> _TASK INSTRUCTIONS_
Your output should reproduce each entry exactly, with none of its pictures.

> _DATASET EXCERPTS_
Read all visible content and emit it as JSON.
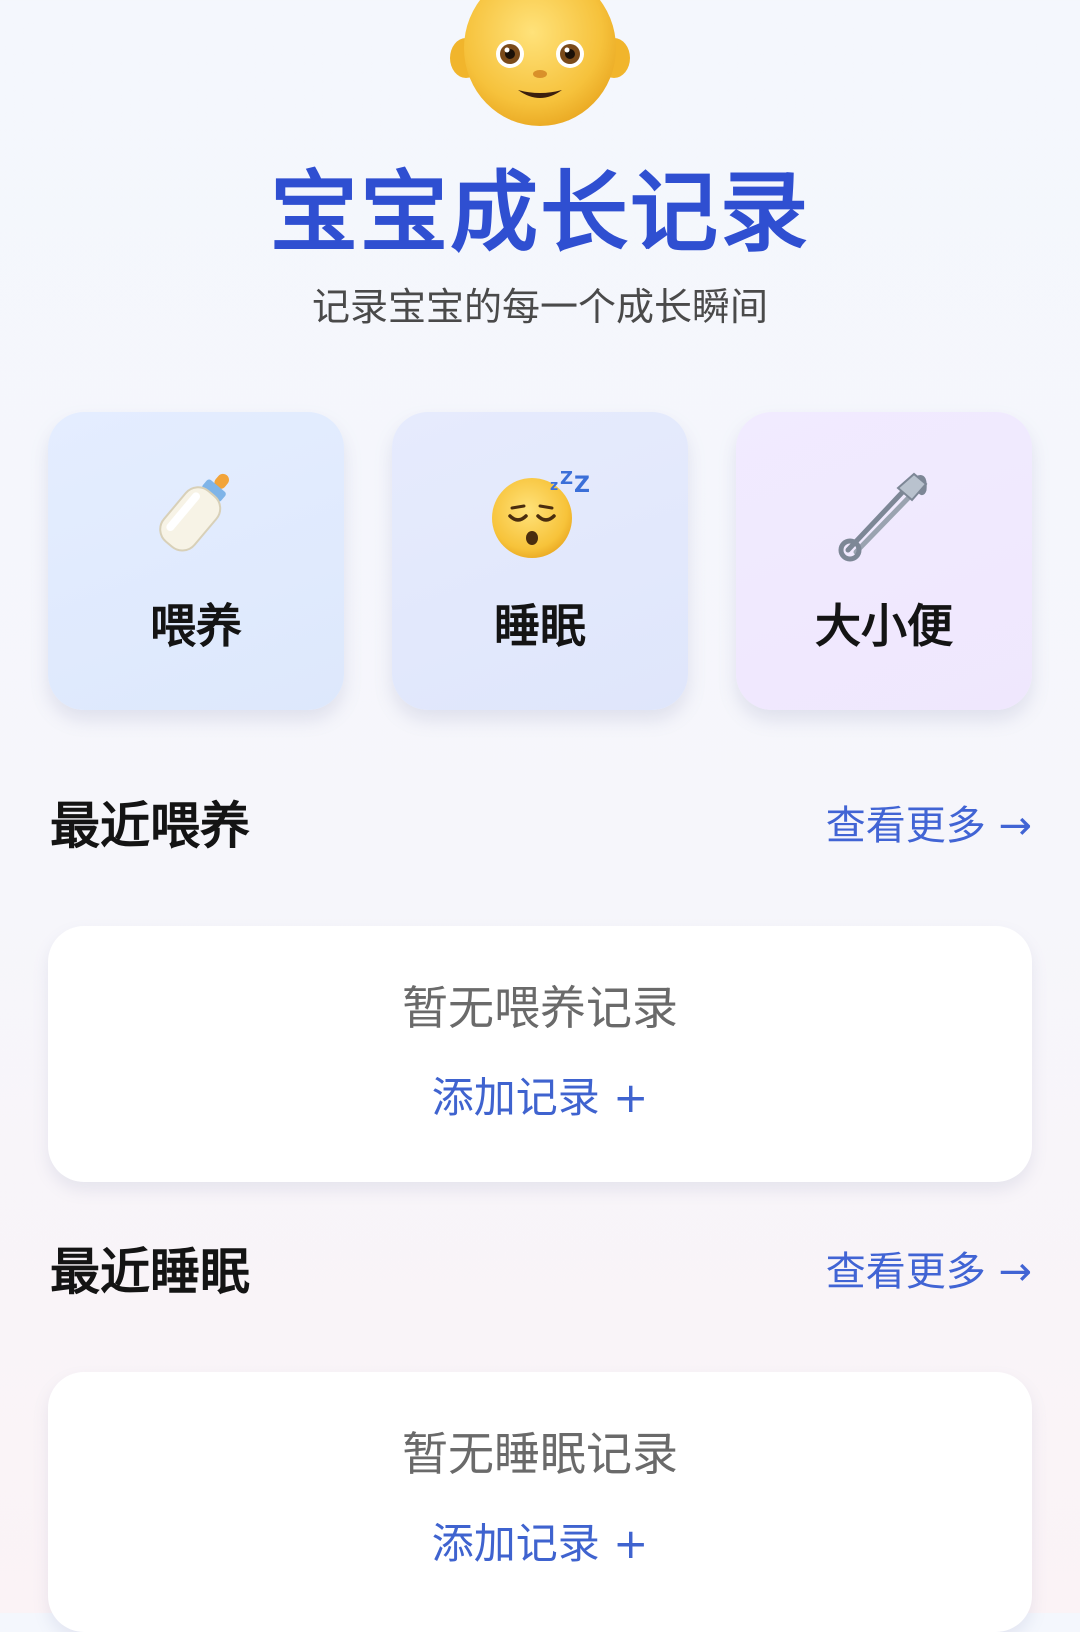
{
  "header": {
    "avatar_icon": "baby-face-icon",
    "title": "宝宝成长记录",
    "subtitle": "记录宝宝的每一个成长瞬间",
    "title_color": "#2f4fd1"
  },
  "quick_actions": [
    {
      "label": "喂养",
      "icon": "baby-bottle-icon",
      "background": "#e2ebfe"
    },
    {
      "label": "睡眠",
      "icon": "sleeping-face-icon",
      "background": "#e3e8fc"
    },
    {
      "label": "大小便",
      "icon": "safety-pin-icon",
      "background": "#f0e9fe"
    }
  ],
  "sections": {
    "feeding": {
      "title": "最近喂养",
      "view_more": "查看更多 →",
      "empty_text": "暂无喂养记录",
      "add_label": "添加记录 +"
    },
    "sleep": {
      "title": "最近睡眠",
      "view_more": "查看更多 →",
      "empty_text": "暂无睡眠记录",
      "add_label": "添加记录 +"
    }
  },
  "colors": {
    "accent": "#4164d4"
  }
}
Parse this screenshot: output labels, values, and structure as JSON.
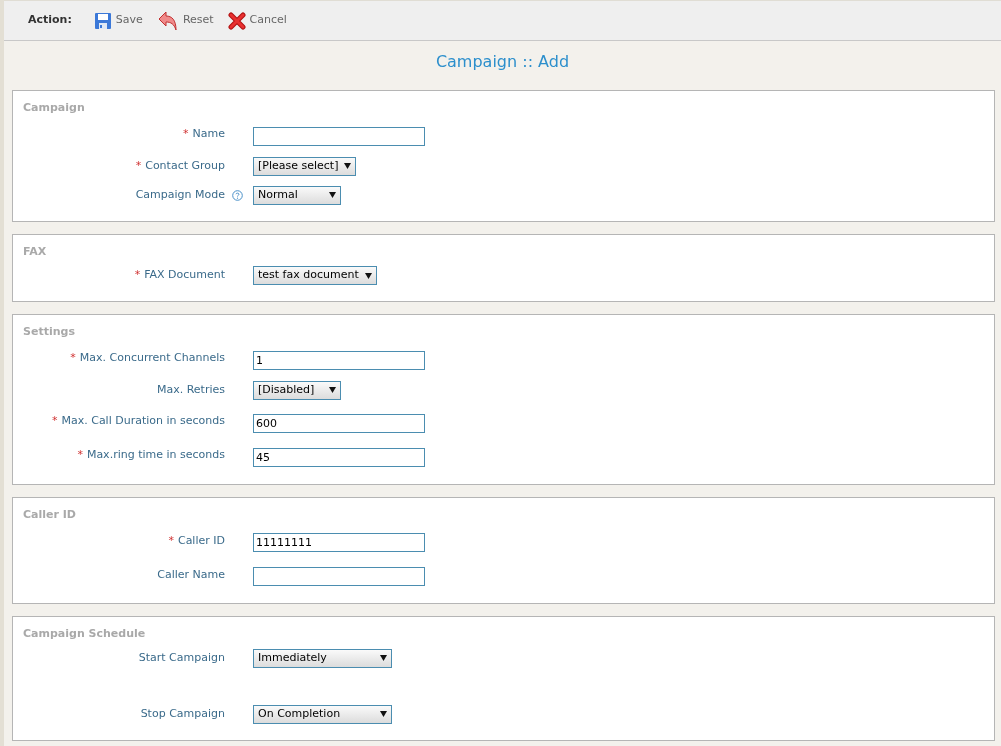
{
  "toolbar": {
    "label": "Action:",
    "buttons": [
      {
        "kind": "save",
        "label": "Save"
      },
      {
        "kind": "reset",
        "label": "Reset"
      },
      {
        "kind": "cancel",
        "label": "Cancel"
      }
    ]
  },
  "title": "Campaign :: Add",
  "sections": [
    {
      "title": "Campaign",
      "fields": [
        {
          "mark": "*",
          "label": "Name",
          "kind": "text"
        },
        {
          "mark": "*",
          "label": "Contact Group",
          "kind": "select",
          "value": "[Please select]"
        },
        {
          "label": "Campaign Mode",
          "help": true,
          "kind": "select",
          "value": "Normal"
        }
      ]
    },
    {
      "title": "FAX",
      "fields": [
        {
          "mark": "*",
          "label": "FAX Document",
          "kind": "select",
          "value": "test fax document"
        }
      ]
    },
    {
      "title": "Settings",
      "fields": [
        {
          "mark": "*",
          "label": "Max. Concurrent Channels",
          "kind": "text",
          "value": "1"
        },
        {
          "label": "Max. Retries",
          "kind": "select",
          "value": "[Disabled]"
        },
        {
          "mark": "*",
          "label": "Max. Call Duration in seconds",
          "kind": "text",
          "value": "600"
        },
        {
          "mark": "*",
          "label": "Max.ring time in seconds",
          "kind": "text",
          "value": "45"
        }
      ]
    },
    {
      "title": "Caller ID",
      "fields": [
        {
          "mark": "*",
          "label": "Caller ID",
          "kind": "text",
          "value": "11111111"
        },
        {
          "label": "Caller Name",
          "kind": "text"
        }
      ]
    },
    {
      "title": "Campaign Schedule",
      "fields": [
        {
          "label": "Start Campaign",
          "kind": "wide-select",
          "value": "Immediately"
        },
        {
          "label": "Stop Campaign",
          "kind": "wide-select",
          "value": "On Completion"
        }
      ]
    }
  ]
}
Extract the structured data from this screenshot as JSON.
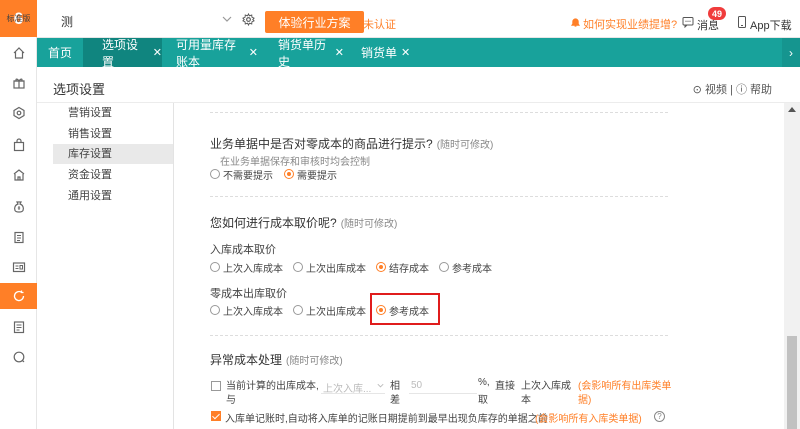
{
  "brand": {
    "logo_mark": "6",
    "logo_text": "标准版",
    "accent": "#ff7f27",
    "nav_color": "#18a29b"
  },
  "rail": {
    "icons": [
      "home-icon",
      "gift-icon",
      "settings-icon",
      "bag-icon",
      "shop-icon",
      "money-bag-icon",
      "clipboard-icon",
      "report-icon",
      "refresh-icon",
      "document-icon",
      "chat-icon"
    ],
    "active": "refresh-icon"
  },
  "topbar": {
    "store_value": "测",
    "plan_button": "体验行业方案",
    "unverified": "未认证",
    "help_link": "如何实现业绩提增?",
    "messages_label": "消息",
    "messages_count": "49",
    "app_download": "App下载"
  },
  "tabs": [
    {
      "label": "首页",
      "closable": false,
      "active": false
    },
    {
      "label": "选项设置",
      "closable": true,
      "active": true
    },
    {
      "label": "可用量库存账本",
      "closable": true,
      "active": false
    },
    {
      "label": "销货单历史",
      "closable": true,
      "active": false
    },
    {
      "label": "销货单",
      "closable": true,
      "active": false
    }
  ],
  "page": {
    "title": "选项设置",
    "video_label": "视频",
    "help_label": "帮助"
  },
  "menu": [
    "营销设置",
    "销售设置",
    "库存设置",
    "资金设置",
    "通用设置"
  ],
  "menu_selected": "库存设置",
  "sections": {
    "zero_cost": {
      "title": "业务单据中是否对零成本的商品进行提示?",
      "hint": "(随时可修改)",
      "sub": "在业务单据保存和审核时均会控制",
      "options": [
        "不需要提示",
        "需要提示"
      ],
      "selected": "需要提示"
    },
    "cost_method": {
      "title": "您如何进行成本取价呢?",
      "hint": "(随时可修改)",
      "inbound_label": "入库成本取价",
      "inbound_options": [
        "上次入库成本",
        "上次出库成本",
        "结存成本",
        "参考成本"
      ],
      "inbound_selected": "结存成本",
      "zero_out_label": "零成本出库取价",
      "zero_out_options": [
        "上次入库成本",
        "上次出库成本",
        "参考成本"
      ],
      "zero_out_selected": "参考成本"
    },
    "abnormal": {
      "title": "异常成本处理",
      "hint": "(随时可修改)",
      "row1_text_a": "当前计算的出库成本,",
      "row1_text_b": "与",
      "row1_select_placeholder": "上次入库...",
      "row1_xiang": "相",
      "row1_cha": "差",
      "row1_value": "50",
      "row1_percent": "%,",
      "row1_zhijie": "直接",
      "row1_qu": "取",
      "row1_take": "上次入库成",
      "row1_take2": "本",
      "row1_warn": "(会影响所有出库类单",
      "row1_warn2": "据)",
      "row1_checked": false,
      "row2_text": "入库单记账时,自动将入库单的记账日期提前到最早出现负库存的单据之前",
      "row2_warn": "(会影响所有入库类单据)",
      "row2_checked": true
    }
  }
}
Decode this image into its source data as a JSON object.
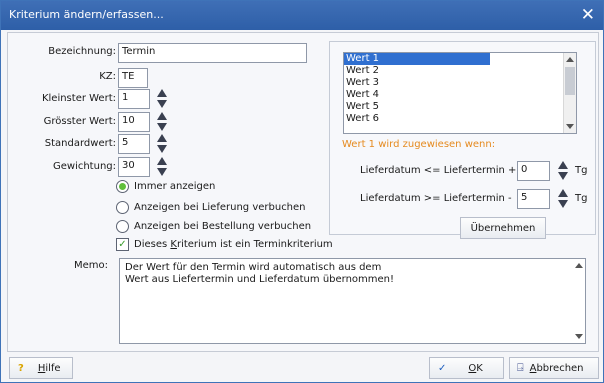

> _ANSWER BELOW_
Read all visible content and emit it as JSON.
{
  "header": {
    "avatar_icon": "baby-face-icon",
    "title": "宝宝成长记录",
    "subtitle": "记录宝宝的每一个成长瞬间",
    "title_color": "#2f4fd1"
  },
  "quick_actions": [
    {
      "label": "喂养",
      "icon": "baby-bottle-icon",
      "background": "#e2ebfe"
    },
    {
      "label": "睡眠",
      "icon": "sleeping-face-icon",
      "background": "#e3e8fc"
    },
    {
      "label": "大小便",
      "icon": "safety-pin-icon",
      "background": "#f0e9fe"
    }
  ],
  "sections": {
    "feeding": {
      "title": "最近喂养",
      "view_more": "查看更多 →",
      "empty_text": "暂无喂养记录",
      "add_label": "添加记录 +"
    },
    "sleep": {
      "title": "最近睡眠",
      "view_more": "查看更多 →",
      "empty_text": "暂无睡眠记录",
      "add_label": "添加记录 +"
    }
  },
  "colors": {
    "accent": "#4164d4"
  }
}
Parse this screenshot: output labels, values, and structure as JSON.
{
  "toolbar": {
    "label": "Action:",
    "buttons": [
      {
        "kind": "save",
        "label": "Save"
      },
      {
        "kind": "reset",
        "label": "Reset"
      },
      {
        "kind": "cancel",
        "label": "Cancel"
      }
    ]
  },
  "title": "Campaign :: Add",
  "sections": [
    {
      "title": "Campaign",
      "fields": [
        {
          "mark": "*",
          "label": "Name",
          "kind": "text"
        },
        {
          "mark": "*",
          "label": "Contact Group",
          "kind": "select",
          "value": "[Please select]"
        },
        {
          "label": "Campaign Mode",
          "help": true,
          "kind": "select",
          "value": "Normal"
        }
      ]
    },
    {
      "title": "FAX",
      "fields": [
        {
          "mark": "*",
          "label": "FAX Document",
          "kind": "select",
          "value": "test fax document"
        }
      ]
    },
    {
      "title": "Settings",
      "fields": [
        {
          "mark": "*",
          "label": "Max. Concurrent Channels",
          "kind": "text",
          "value": "1"
        },
        {
          "label": "Max. Retries",
          "kind": "select",
          "value": "[Disabled]"
        },
        {
          "mark": "*",
          "label": "Max. Call Duration in seconds",
          "kind": "text",
          "value": "600"
        },
        {
          "mark": "*",
          "label": "Max.ring time in seconds",
          "kind": "text",
          "value": "45"
        }
      ]
    },
    {
      "title": "Caller ID",
      "fields": [
        {
          "mark": "*",
          "label": "Caller ID",
          "kind": "text",
          "value": "11111111"
        },
        {
          "label": "Caller Name",
          "kind": "text"
        }
      ]
    },
    {
      "title": "Campaign Schedule",
      "fields": [
        {
          "label": "Start Campaign",
          "kind": "wide-select",
          "value": "Immediately"
        },
        {
          "label": "Stop Campaign",
          "kind": "wide-select",
          "value": "On Completion"
        }
      ]
    }
  ]
}
Extract the structured data from this screenshot as JSON.
{
  "brand": {
    "logo_mark": "6",
    "logo_text": "标准版",
    "accent": "#ff7f27",
    "nav_color": "#18a29b"
  },
  "rail": {
    "icons": [
      "home-icon",
      "gift-icon",
      "settings-icon",
      "bag-icon",
      "shop-icon",
      "money-bag-icon",
      "clipboard-icon",
      "report-icon",
      "refresh-icon",
      "document-icon",
      "chat-icon"
    ],
    "active": "refresh-icon"
  },
  "topbar": {
    "store_value": "测",
    "plan_button": "体验行业方案",
    "unverified": "未认证",
    "help_link": "如何实现业绩提增?",
    "messages_label": "消息",
    "messages_count": "49",
    "app_download": "App下载"
  },
  "tabs": [
    {
      "label": "首页",
      "closable": false,
      "active": false
    },
    {
      "label": "选项设置",
      "closable": true,
      "active": true
    },
    {
      "label": "可用量库存账本",
      "closable": true,
      "active": false
    },
    {
      "label": "销货单历史",
      "closable": true,
      "active": false
    },
    {
      "label": "销货单",
      "closable": true,
      "active": false
    }
  ],
  "page": {
    "title": "选项设置",
    "video_label": "视频",
    "help_label": "帮助"
  },
  "menu": [
    "营销设置",
    "销售设置",
    "库存设置",
    "资金设置",
    "通用设置"
  ],
  "menu_selected": "库存设置",
  "sections": {
    "zero_cost": {
      "title": "业务单据中是否对零成本的商品进行提示?",
      "hint": "(随时可修改)",
      "sub": "在业务单据保存和审核时均会控制",
      "options": [
        "不需要提示",
        "需要提示"
      ],
      "selected": "需要提示"
    },
    "cost_method": {
      "title": "您如何进行成本取价呢?",
      "hint": "(随时可修改)",
      "inbound_label": "入库成本取价",
      "inbound_options": [
        "上次入库成本",
        "上次出库成本",
        "结存成本",
        "参考成本"
      ],
      "inbound_selected": "结存成本",
      "zero_out_label": "零成本出库取价",
      "zero_out_options": [
        "上次入库成本",
        "上次出库成本",
        "参考成本"
      ],
      "zero_out_selected": "参考成本"
    },
    "abnormal": {
      "title": "异常成本处理",
      "hint": "(随时可修改)",
      "row1_text_a": "当前计算的出库成本,",
      "row1_text_b": "与",
      "row1_select_placeholder": "上次入库...",
      "row1_xiang": "相",
      "row1_cha": "差",
      "row1_value": "50",
      "row1_percent": "%,",
      "row1_zhijie": "直接",
      "row1_qu": "取",
      "row1_take": "上次入库成",
      "row1_take2": "本",
      "row1_warn": "(会影响所有出库类单",
      "row1_warn2": "据)",
      "row1_checked": false,
      "row2_text": "入库单记账时,自动将入库单的记账日期提前到最早出现负库存的单据之前",
      "row2_warn": "(会影响所有入库类单据)",
      "row2_checked": true
    }
  }
}
Decode this image into its source data as a JSON object.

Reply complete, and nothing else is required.